__Records for this exercise__.
BEGIN

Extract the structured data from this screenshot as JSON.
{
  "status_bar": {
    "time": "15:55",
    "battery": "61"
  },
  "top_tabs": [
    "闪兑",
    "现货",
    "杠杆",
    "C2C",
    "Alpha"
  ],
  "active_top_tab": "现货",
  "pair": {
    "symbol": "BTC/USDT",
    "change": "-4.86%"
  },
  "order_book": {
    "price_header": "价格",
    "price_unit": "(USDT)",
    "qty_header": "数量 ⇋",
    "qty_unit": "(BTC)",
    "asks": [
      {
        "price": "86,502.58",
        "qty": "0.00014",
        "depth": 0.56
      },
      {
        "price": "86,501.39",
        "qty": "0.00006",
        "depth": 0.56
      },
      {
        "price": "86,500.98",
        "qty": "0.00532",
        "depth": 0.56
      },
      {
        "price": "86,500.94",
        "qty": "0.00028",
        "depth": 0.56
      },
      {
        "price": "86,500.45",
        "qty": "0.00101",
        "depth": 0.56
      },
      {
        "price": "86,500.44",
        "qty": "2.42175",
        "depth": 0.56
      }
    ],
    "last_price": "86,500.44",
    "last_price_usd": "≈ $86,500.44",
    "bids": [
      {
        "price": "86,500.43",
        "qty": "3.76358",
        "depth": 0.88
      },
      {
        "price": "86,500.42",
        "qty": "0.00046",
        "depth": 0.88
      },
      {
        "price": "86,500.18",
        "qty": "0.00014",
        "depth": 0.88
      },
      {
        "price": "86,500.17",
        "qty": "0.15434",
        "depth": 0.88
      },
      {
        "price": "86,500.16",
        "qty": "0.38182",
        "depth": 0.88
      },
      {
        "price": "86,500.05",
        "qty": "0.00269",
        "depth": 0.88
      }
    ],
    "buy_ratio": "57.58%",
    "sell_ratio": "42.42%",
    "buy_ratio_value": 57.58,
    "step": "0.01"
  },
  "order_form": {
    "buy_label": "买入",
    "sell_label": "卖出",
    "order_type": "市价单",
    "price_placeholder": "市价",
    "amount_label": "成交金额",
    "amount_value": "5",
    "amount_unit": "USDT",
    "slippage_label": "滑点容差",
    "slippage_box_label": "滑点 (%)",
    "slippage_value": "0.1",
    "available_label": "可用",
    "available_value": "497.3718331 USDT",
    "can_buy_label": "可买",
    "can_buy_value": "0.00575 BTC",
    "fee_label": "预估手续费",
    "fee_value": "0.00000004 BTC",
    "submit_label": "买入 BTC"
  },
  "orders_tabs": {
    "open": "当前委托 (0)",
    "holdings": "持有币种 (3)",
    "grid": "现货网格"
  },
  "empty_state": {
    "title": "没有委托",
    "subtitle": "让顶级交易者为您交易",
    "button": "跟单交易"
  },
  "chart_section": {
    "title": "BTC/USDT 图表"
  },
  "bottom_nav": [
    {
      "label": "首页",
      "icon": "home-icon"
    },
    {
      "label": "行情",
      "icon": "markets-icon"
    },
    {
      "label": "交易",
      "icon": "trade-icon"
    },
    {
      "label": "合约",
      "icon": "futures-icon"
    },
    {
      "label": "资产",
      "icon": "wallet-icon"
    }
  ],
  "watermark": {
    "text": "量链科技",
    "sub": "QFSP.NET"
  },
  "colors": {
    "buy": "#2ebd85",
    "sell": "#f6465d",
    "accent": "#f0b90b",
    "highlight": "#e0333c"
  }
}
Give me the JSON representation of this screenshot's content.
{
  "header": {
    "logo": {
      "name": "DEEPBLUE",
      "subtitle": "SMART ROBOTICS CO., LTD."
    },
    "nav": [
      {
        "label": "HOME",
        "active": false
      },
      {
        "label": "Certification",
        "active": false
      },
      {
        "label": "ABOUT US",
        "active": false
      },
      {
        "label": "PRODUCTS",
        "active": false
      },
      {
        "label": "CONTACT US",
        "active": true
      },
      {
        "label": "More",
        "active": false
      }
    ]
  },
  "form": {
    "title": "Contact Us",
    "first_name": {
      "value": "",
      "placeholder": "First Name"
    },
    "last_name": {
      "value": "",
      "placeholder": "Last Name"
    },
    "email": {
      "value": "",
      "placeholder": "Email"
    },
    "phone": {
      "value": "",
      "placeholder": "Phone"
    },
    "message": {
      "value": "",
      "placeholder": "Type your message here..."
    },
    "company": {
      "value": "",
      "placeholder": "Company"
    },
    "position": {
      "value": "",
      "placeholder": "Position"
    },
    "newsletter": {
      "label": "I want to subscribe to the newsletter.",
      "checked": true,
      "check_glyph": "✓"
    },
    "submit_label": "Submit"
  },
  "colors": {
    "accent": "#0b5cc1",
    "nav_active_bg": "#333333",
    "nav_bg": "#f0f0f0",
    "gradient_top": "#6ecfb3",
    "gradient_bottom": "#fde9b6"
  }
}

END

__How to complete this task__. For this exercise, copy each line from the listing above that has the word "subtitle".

__Answer below__.
    "subtitle": "让顶级交易者为您交易",
      "subtitle": "SMART ROBOTICS CO., LTD."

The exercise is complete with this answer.